Social skills are the skills we use to get along with other people. Often we take our social skills for granted, without recognising how complex they are. Much of what your child learns occurs in a social situation so these skills are necessary for the effectiveness of their education and, consequently, their self esteem. A lack of social skills can emphasise low self esteem, which in turn compounds the anxiety when interacting with others or in unfamiliar environments.
A socially stable child will be comfortable in various situations so they’re able to learn and enjoy more. A certain amount of shyness or cautious reserve is fine when a child is first introduced into a new social circle or unknown environment. It becomes a problem only if it impacts on their ability to make friends or benefit from fun or educational opportunities.

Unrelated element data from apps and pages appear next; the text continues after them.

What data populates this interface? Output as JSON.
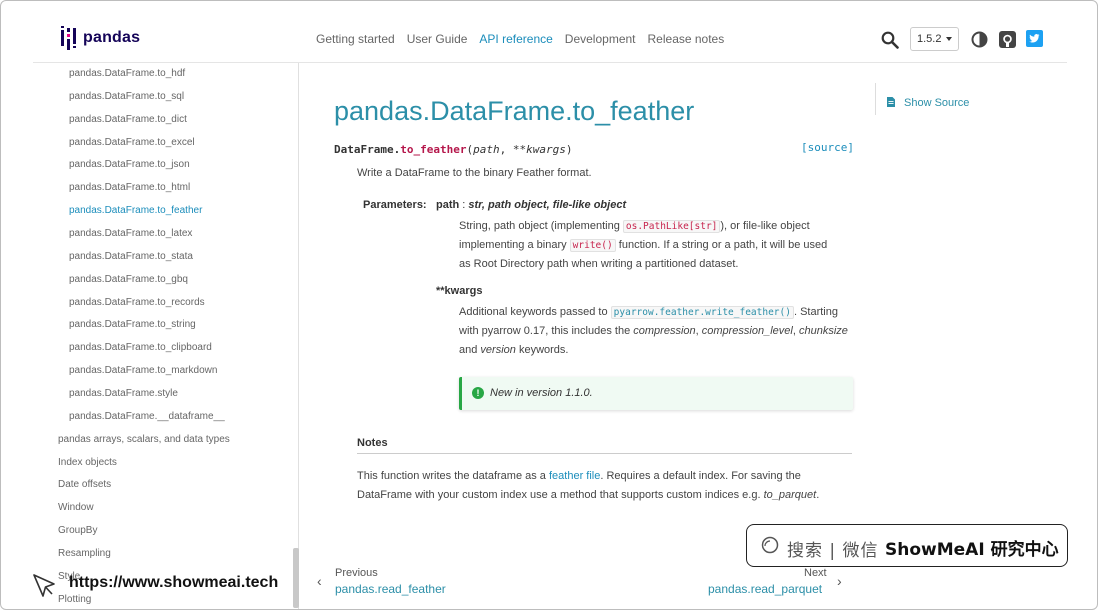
{
  "header": {
    "logo_text": "pandas",
    "nav": [
      "Getting started",
      "User Guide",
      "API reference",
      "Development",
      "Release notes"
    ],
    "active_nav": "API reference",
    "version": "1.5.2"
  },
  "sidebar": {
    "sub_items": [
      "pandas.DataFrame.to_hdf",
      "pandas.DataFrame.to_sql",
      "pandas.DataFrame.to_dict",
      "pandas.DataFrame.to_excel",
      "pandas.DataFrame.to_json",
      "pandas.DataFrame.to_html",
      "pandas.DataFrame.to_feather",
      "pandas.DataFrame.to_latex",
      "pandas.DataFrame.to_stata",
      "pandas.DataFrame.to_gbq",
      "pandas.DataFrame.to_records",
      "pandas.DataFrame.to_string",
      "pandas.DataFrame.to_clipboard",
      "pandas.DataFrame.to_markdown",
      "pandas.DataFrame.style",
      "pandas.DataFrame.__dataframe__"
    ],
    "active_item": "pandas.DataFrame.to_feather",
    "top_items": [
      "pandas arrays, scalars, and data types",
      "Index objects",
      "Date offsets",
      "Window",
      "GroupBy",
      "Resampling",
      "Style",
      "Plotting"
    ]
  },
  "main": {
    "title": "pandas.DataFrame.to_feather",
    "sig_obj": "DataFrame.",
    "sig_fn": "to_feather",
    "sig_open": "(",
    "sig_arg1": "path",
    "sig_sep": ", ",
    "sig_arg2": "**kwargs",
    "sig_close": ")",
    "source_link": "[source]",
    "description": "Write a DataFrame to the binary Feather format.",
    "params_label": "Parameters:",
    "param1": {
      "name": "path",
      "colon": " : ",
      "type": "str, path object, file-like object",
      "desc_1": "String, path object (implementing ",
      "code_1": "os.PathLike[str]",
      "desc_2": "), or file-like object",
      "desc_3": "implementing a binary ",
      "code_2": "write()",
      "desc_4": " function. If a string or a path, it will be used",
      "desc_5": "as Root Directory path when writing a partitioned dataset."
    },
    "param2": {
      "name": "**kwargs",
      "desc_1": "Additional keywords passed to ",
      "code_1": "pyarrow.feather.write_feather()",
      "desc_2": ". Starting",
      "desc_3": "with pyarrow 0.17, this includes the ",
      "kw1": "compression",
      "sep1": ", ",
      "kw2": "compression_level",
      "sep2": ", ",
      "kw3": "chunksize",
      "desc_4": "and ",
      "kw4": "version",
      "desc_5": " keywords."
    },
    "version_added": "New in version 1.1.0.",
    "notes": {
      "heading": "Notes",
      "p1": "This function writes the dataframe as a ",
      "link": "feather file",
      "p2": ". Requires a default index. For saving the DataFrame with your custom index use a method that supports custom indices e.g. ",
      "p3": "to_parquet",
      "p4": "."
    }
  },
  "toc": {
    "show_source": "Show Source"
  },
  "pager": {
    "prev_label": "Previous",
    "prev_link": "pandas.read_feather",
    "next_label": "Next",
    "next_link": "pandas.read_parquet"
  },
  "watermark": {
    "search_text": "搜索 | 微信",
    "brand": "ShowMeAI 研究中心",
    "url": "https://www.showmeai.tech"
  },
  "icons": {
    "search": "search-icon",
    "theme": "theme-toggle-icon",
    "github": "github-icon",
    "twitter": "twitter-icon",
    "doc": "file-icon"
  },
  "colors": {
    "link": "#1b8dbb",
    "title": "#2c8fa8",
    "brand": "#150458",
    "function_name": "#b5174b",
    "note_green": "#28a745",
    "twitter": "#1da1f2"
  }
}
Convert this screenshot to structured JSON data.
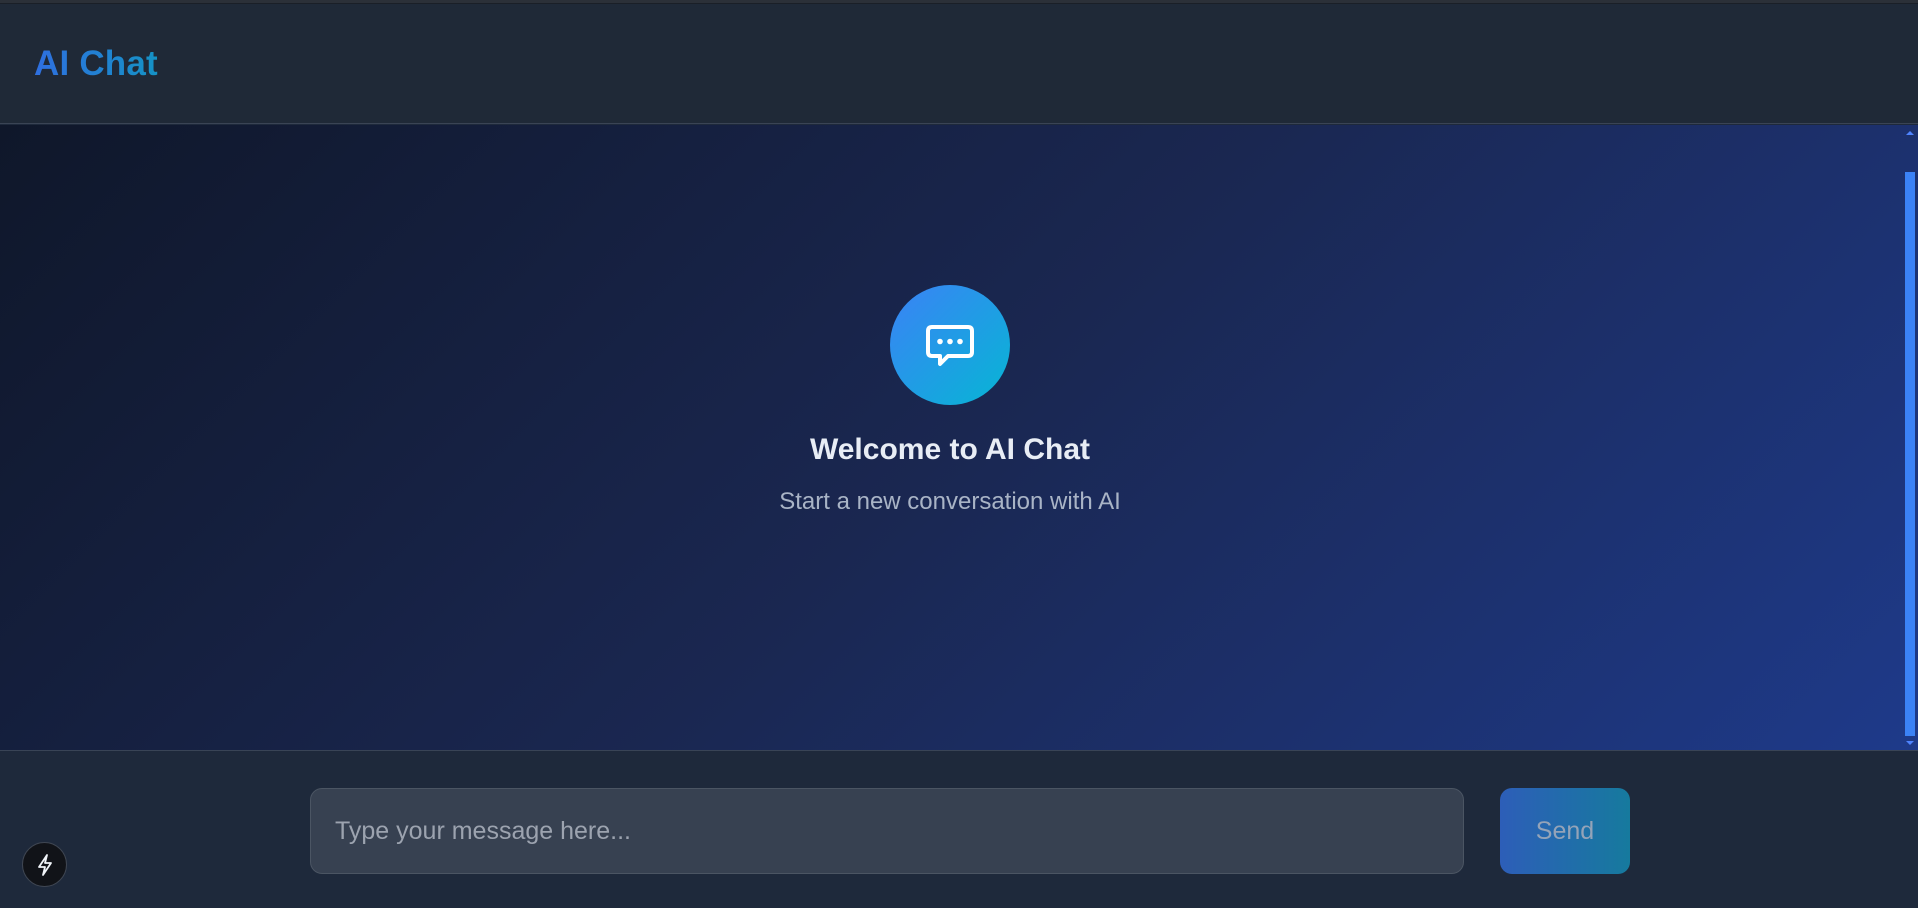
{
  "app": {
    "title": "AI Chat"
  },
  "welcome": {
    "icon": "chat-bubble-dots-icon",
    "title": "Welcome to AI Chat",
    "subtitle": "Start a new conversation with AI"
  },
  "composer": {
    "placeholder": "Type your message here...",
    "value": "",
    "send_label": "Send"
  },
  "floating": {
    "icon": "lightning-bolt-icon"
  },
  "colors": {
    "accent": "#3b82f6",
    "accent_secondary": "#06b6d4",
    "header_bg": "#1f2937",
    "input_bg": "#374151"
  }
}
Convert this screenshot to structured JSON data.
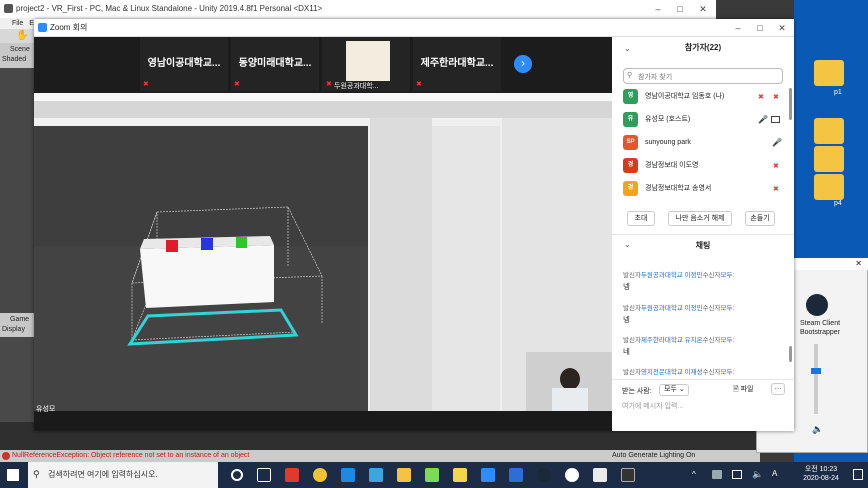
{
  "unity": {
    "title": "project2 - VR_First - PC, Mac & Linux Standalone - Unity 2019.4.8f1 Personal <DX11>",
    "menu": "File  Edit",
    "scene_tab": "Scene",
    "scene_shaded": "Shaded",
    "game_tab": "Game",
    "game_display": "Display",
    "status_error": "NullReferenceException: Object reference not set to an instance of an object",
    "autogen": "Auto Generate Lighting On"
  },
  "desktop": {
    "icons": [
      {
        "label": "p1"
      },
      {
        "label": "p2"
      },
      {
        "label": "p3"
      },
      {
        "label": "p4"
      }
    ],
    "steam_label": "Steam Client Bootstrapper"
  },
  "zoom": {
    "title": "Zoom 회의",
    "thumbs": [
      {
        "name": "영남이공대학교..."
      },
      {
        "name": "동양미래대학교..."
      },
      {
        "name": "두원공과대학..."
      },
      {
        "name": "제주한라대학교..."
      }
    ],
    "share_name": "유성모",
    "next_icon": "chevron-right-icon",
    "participants": {
      "header": "참가자(22)",
      "search_placeholder": "참가자 찾기",
      "list": [
        {
          "initial": "영",
          "name": "영남이공대학교 임동호 (나)",
          "color": "#2e9e5b"
        },
        {
          "initial": "유",
          "name": "유성모 (호스트)",
          "color": "#2e9e5b"
        },
        {
          "initial": "SP",
          "name": "sunyoung park",
          "color": "#e4572e"
        },
        {
          "initial": "경",
          "name": "경남정보대 이도영",
          "color": "#e4572e"
        },
        {
          "initial": "경",
          "name": "경남정보대학교 송영서",
          "color": "#f2a51a"
        }
      ],
      "invite_label": "초대",
      "unmute_label": "나만 음소거 해제",
      "raise_label": "손들기"
    },
    "chat": {
      "header": "채팅",
      "messages": [
        {
          "prefix": "발신자",
          "sender": "두원공과대학교 이정민",
          "mid": "수신자",
          "to": "모두",
          "text": "넹"
        },
        {
          "prefix": "발신자",
          "sender": "두원공과대학교 이정민",
          "mid": "수신자",
          "to": "모두",
          "text": "넹"
        },
        {
          "prefix": "발신자",
          "sender": "제주한라대학교 유치온",
          "mid": "수신자",
          "to": "모두",
          "text": "네"
        },
        {
          "prefix": "발신자",
          "sender": "영지전문대학교 이재성",
          "mid": "수신자",
          "to": "모두",
          "text": ""
        }
      ],
      "to_label": "받는 사람:",
      "to_value": "모두",
      "file_label": "파일",
      "input_placeholder": "여기에 메시지 입력..."
    }
  },
  "taskbar": {
    "search_placeholder": "검색하려면 여기에 입력하십시오.",
    "time": "오전 10:23",
    "date": "2020-08-24"
  }
}
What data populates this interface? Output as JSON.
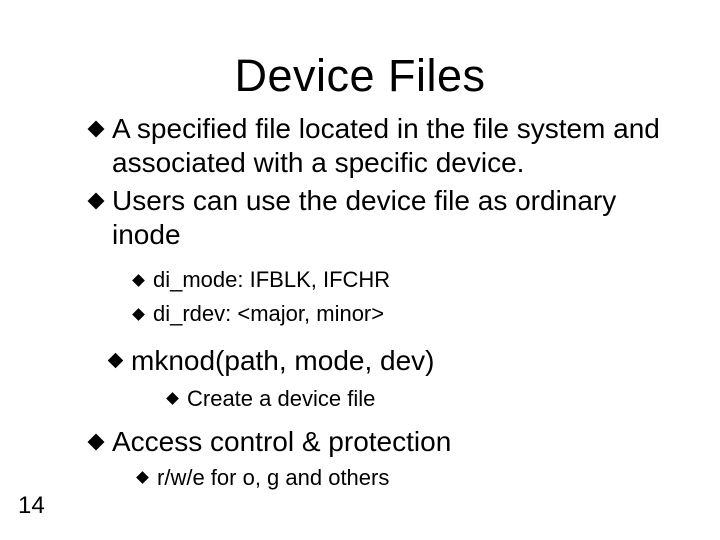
{
  "title": "Device Files",
  "bullets": {
    "b1_lead": "A",
    "b1_rest": " specified file located in the file system and associated with a specific device.",
    "b2_lead": "Users",
    "b2_rest": " can use the device file as ordinary inode",
    "b2_sub1": "di_mode: IFBLK, IFCHR",
    "b2_sub2": "di_rdev: <major, minor>",
    "b3": "mknod(path, mode, dev)",
    "b3_sub1_lead": "Create",
    "b3_sub1_rest": " a device file",
    "b4_lead": "Access",
    "b4_rest": " control & protection",
    "b4_sub1_lead": "r/w/e",
    "b4_sub1_rest": " for o, g and others"
  },
  "page_number": "14"
}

Some of these skills needed are very basic, for example, smiling and making eye contact, even very briefly, or simple acquired manners such as saying hello and good-bye. Other, more advanced skills may be used to negotiate a benefit such as a direct request for a biscuit, a drink or use of the toilet or to resolve a conflict. Conflict resolution may be a trigger for a shy child with poorly developed skills to become less reserved – often becoming noisy or even using physical means.
As with every other skill, children will learn social skills at differing rates; some easily and quickly, while other children will be more cautious. Social ability is a combination of nature and nurture: a child’s innate character will determine the ease he feels in a certain environment but upbringing can teach a child manners and skills to cope with any unease. It is important to remember that play is one of the most important ways a child learns social skills, particularly unstructured play.
Often, simply knowing the right rules and expectations can boost your child’s confidence. Better developed social skills has a flow on effect in many areas of your child’s growth:
- She may have better success at school by having the confidence to participate more in class and be unafraid of making mistakes or being mildly embarrassed;
- He will be more independent leading to increased exploration and willingness to take considered risks, without having to “prove” himself;
- She will interact with peers and adults more positively;
- He will more easily establish and maintain a wider range of quality friendships;
- She will be more willing to try something new such as sporting activities or drama;
- A confident child will demonstrate a willingness to try new things at the risk of failure leading to greater resilience.
Gifted children can often lack age appropriate social skills; sometimes their interests are different from those of their peers; they may either feel themselves to be different or be made to feel different.
To give your child a chance to develop a wider range of social skills and to increase their confidence gradually expose your child to as many different situations and activities as you can. These activities need not be costly. They also do not need to be formal activities. It’s important to consider that a good balance of personal time is necessary for those who are more introverted to allow them to refuel their emotional energy levels between social activities.
Good things to do would include:
- playdates with a range of peers;
- development of a stronger, comfortable relationship with a particular child;
- if a child has a particular friend this can often reinforce confidence in a new situation such as an unfamiliar park or playground, if they attend together;
- family outings to less familiar places such as a museum, library or kid friendly gallery are useful for modelling acceptable behaviour in different environments.
- attending a sibling’s sports fixture or school event are useful for introducing the child outside her peer group.
- doing an activity which reinforces your child’s strengths or fosters a particular interest such as trampolining or an aquarium visit can also give your child confidence in a new situation.
As with any other skill, social skills can be improved through a structured learning course. Australian Gifted Support Centre offers the Stepping Stones program, designed to develop appropriate skills in gifted children, including:
- pre-social skills;
- emotional regulation;
- anger management;
- friendship building;
- conflict resolution;
- anti-bullying strategies;
- “getting along” skills.
Courses are developed and directed by experienced, caring and fully qualified professional educators. For further information on our upcoming courses please contact firstname.lastname@example.org or call us on 0417 208 562.